# Definition of Stable convergence in law: why do we need an extension of the probability space?

I am trying to understand the definition of stable convergence in law. I have found the following definition.

Definition. Let $Y_n$be a sequence of random variables defined on a probability space $(\Omega,\mathcal{F},\mathbb{P})$ with value in $\mathbb{R}^d$. We say that $Y_n$ converges stably with limit $Y$, where $Y$ is defined on an extension $(\Omega^{\prime},\mathcal{F}^{\prime},\mathbb{P}^{\prime})$, iff for any bounded, continuous function $g$ and for any bounded $\mathcal{F}$-measurable random variable $Z$ it holds that

$$\mathbb{E}[g(Y_n)\,Z]\longrightarrow\mathbb{E}^{\prime}[g(Y)\,Z]\text{ as }n\rightarrow\infty$$

My problem is: why do we need an extension of the probability space?
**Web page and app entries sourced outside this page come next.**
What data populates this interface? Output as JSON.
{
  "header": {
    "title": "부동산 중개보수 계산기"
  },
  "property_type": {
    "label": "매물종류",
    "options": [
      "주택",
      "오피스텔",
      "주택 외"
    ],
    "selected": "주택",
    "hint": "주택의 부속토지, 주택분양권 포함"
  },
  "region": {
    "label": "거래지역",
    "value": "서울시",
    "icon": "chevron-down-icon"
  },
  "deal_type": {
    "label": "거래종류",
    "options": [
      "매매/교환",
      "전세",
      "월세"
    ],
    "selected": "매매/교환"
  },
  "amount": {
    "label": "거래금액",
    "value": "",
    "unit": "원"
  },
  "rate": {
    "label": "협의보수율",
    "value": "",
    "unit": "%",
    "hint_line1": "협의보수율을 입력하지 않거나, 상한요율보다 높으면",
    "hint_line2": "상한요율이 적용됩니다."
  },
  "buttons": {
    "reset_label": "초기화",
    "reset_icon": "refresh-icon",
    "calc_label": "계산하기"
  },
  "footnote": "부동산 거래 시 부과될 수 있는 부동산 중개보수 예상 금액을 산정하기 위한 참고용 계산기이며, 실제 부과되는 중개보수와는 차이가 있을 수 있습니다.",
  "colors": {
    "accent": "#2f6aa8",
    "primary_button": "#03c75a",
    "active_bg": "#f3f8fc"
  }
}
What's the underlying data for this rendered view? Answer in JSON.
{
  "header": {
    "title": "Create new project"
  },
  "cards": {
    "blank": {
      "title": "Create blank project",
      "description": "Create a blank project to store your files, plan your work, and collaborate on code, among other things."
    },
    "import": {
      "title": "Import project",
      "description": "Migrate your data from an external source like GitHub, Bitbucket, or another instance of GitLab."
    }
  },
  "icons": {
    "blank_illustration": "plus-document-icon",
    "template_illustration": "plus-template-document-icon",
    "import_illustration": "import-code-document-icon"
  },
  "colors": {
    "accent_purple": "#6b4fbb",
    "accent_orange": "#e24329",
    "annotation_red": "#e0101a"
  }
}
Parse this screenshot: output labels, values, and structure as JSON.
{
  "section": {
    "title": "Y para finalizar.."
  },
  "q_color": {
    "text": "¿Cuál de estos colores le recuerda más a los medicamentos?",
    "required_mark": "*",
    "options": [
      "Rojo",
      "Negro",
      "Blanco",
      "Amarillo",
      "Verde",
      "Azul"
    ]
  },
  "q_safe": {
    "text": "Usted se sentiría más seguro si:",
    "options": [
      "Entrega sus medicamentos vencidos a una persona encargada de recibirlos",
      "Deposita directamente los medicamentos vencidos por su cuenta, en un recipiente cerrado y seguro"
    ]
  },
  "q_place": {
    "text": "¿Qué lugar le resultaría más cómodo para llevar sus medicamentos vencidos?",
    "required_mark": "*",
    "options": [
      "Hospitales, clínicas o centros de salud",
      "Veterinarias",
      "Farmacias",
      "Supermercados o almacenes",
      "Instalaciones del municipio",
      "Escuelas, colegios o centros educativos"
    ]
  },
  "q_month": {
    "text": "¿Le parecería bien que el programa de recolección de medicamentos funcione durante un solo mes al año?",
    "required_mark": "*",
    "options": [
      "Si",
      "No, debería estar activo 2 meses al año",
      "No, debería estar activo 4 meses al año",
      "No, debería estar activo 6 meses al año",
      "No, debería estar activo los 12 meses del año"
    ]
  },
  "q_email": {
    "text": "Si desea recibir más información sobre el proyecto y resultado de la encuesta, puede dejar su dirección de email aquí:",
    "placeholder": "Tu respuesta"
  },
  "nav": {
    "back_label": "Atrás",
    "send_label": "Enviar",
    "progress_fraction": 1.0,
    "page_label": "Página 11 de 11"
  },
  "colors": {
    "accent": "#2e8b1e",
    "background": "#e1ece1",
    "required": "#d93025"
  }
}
And how this extension is generally defined?

## 1 Answer

Lemma : The following are equivalent $$Y_n\rightarrow Y \quad stably \\ (Y_n,Z)\xrightarrow{d}(Y,Z)$$ for any $\mathcal{F}$-mb. rv. $Z$.

Proposition: Assume $Y_n\rightarrow Y$ stably, where $Y$ is $\mathcal{F}$-mb. Then $Y_{n}\xrightarrow{P} Y$.

Proof: Since $Y_n\rightarrow Y \quad stably$ and $Y$ is $\mathcal{F}$-mb, we know by the Lemma, that $(Y_n,Y)\xrightarrow{d}(Y,Y)$. Thus $Y_n -Y\xrightarrow{d} 0$ which means, that $Y_n\xrightarrow{P} Y$.

Stable convergence is a property of the random variables itself, not their distribution functions. Thats why you define its limit on an extension.

However your Definition connects two concepts, the stable convergence, and the weak $L_{1}$-conergence.